When the annular solar eclipse takes place on 26 December, sky watchers should use safe viewing equipment and proper techniques to view the celestial event as the infrared and ultraviolet rays of the Sun can cause severe retinal damage, a senior astronomer has said. A solar eclipse occurs when the Moon passes between Earth and the Sun, thereby totally or partly obscuring the Sun for a viewer on Earth.
An annular solar eclipse takes place when the moon’s apparent diameter is smaller than that of the Sun’s and blocks most of the Sun’s light. This causes the Sun to look like a ring (annulus) of fire, Debiprosad Duari, the Director, Research and Academic of MP Birla Institute of Fundamental Research, MP Birla Planetarium, said.
Partial phases of the solar eclipse will be visible from all over the country in varying magnitude depending upon the geographical position.
Thursday’s eclipse will be visible in Saudi Arabia, Qatar, United Arab Emirates, Oman, India, Sri Lanka, Malaysia, Indonesia, Singapore, Northern Mariana Islands, and Guam.
Population centers in the path of the annularity include Udhagamandalam, Kozhikode, Coimbatore, Jaffna, Trincomalee, Singapore, Singkawang and Guam.
In the Indian sub-continent, the annularity phases will be seen within a narrow path grazing the southern Indian peninsula through Karnataka, Kerala and Tamil Nadu before crossing the Bay of Bengal for northern Sri Lanka.
The people of the southern part of the country will be fortunate to see a greater part of the partial solar eclipse because of the geometry of the eclipse path. But every Indian will get an opportunity to see at least a partial eclipse. In India the maximum duration of the annularity phases will be just over 3 minutes, Durari said.
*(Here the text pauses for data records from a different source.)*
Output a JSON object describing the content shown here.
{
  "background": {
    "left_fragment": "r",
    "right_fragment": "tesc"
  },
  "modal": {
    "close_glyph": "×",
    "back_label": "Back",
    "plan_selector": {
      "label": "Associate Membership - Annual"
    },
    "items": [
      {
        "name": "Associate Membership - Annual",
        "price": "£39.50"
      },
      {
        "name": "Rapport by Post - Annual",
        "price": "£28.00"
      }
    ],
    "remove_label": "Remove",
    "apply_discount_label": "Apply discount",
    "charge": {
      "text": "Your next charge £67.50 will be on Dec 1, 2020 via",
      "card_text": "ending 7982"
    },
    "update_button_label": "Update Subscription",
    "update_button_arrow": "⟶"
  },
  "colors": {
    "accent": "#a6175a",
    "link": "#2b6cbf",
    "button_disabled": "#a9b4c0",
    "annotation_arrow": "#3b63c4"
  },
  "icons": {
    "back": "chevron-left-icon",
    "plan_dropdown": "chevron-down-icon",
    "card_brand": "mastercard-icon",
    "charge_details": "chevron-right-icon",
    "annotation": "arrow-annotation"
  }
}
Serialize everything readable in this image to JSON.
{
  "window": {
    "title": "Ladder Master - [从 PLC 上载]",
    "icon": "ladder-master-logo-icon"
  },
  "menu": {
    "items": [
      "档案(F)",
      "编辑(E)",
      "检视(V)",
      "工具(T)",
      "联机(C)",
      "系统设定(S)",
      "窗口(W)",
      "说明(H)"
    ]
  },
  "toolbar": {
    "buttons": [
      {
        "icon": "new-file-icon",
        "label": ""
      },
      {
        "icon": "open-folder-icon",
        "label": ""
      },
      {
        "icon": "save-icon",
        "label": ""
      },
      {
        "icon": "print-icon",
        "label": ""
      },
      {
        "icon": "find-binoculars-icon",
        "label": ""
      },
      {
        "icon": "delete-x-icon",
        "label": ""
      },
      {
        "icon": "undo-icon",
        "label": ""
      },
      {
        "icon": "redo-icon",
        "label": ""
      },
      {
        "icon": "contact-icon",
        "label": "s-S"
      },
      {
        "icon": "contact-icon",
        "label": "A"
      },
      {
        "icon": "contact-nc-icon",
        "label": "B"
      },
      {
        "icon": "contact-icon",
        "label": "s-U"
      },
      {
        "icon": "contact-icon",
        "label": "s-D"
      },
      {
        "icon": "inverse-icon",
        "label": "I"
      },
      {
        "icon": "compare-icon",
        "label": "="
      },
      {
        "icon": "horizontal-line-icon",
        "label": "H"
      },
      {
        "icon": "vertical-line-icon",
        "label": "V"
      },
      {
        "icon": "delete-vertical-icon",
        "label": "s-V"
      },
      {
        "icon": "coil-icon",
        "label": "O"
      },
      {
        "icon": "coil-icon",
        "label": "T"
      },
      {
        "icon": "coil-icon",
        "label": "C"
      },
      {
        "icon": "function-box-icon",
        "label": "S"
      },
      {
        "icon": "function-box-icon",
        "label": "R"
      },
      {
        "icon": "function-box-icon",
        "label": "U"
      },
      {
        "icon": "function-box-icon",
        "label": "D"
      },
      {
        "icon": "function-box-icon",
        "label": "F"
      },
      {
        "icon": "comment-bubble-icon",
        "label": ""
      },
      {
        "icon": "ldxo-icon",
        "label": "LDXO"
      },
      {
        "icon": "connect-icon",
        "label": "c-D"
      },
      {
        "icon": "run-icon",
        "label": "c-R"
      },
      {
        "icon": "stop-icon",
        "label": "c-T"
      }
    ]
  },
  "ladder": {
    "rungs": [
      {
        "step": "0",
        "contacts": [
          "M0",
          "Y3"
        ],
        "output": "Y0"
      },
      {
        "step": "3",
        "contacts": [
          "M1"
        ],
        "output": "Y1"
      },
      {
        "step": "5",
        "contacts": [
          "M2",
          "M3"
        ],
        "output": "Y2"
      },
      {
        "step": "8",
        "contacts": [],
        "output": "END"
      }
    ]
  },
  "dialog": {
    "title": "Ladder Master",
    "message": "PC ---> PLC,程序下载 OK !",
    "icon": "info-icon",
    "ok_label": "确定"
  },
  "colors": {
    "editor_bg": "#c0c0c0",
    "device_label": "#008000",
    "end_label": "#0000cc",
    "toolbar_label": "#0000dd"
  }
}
The beginning of the eclipse can be first seen from the Arabian sea coast of Oman at around 7:59 hours IST and the annular eclipse will become first visible in west of Baharain at 09:06 hours IST.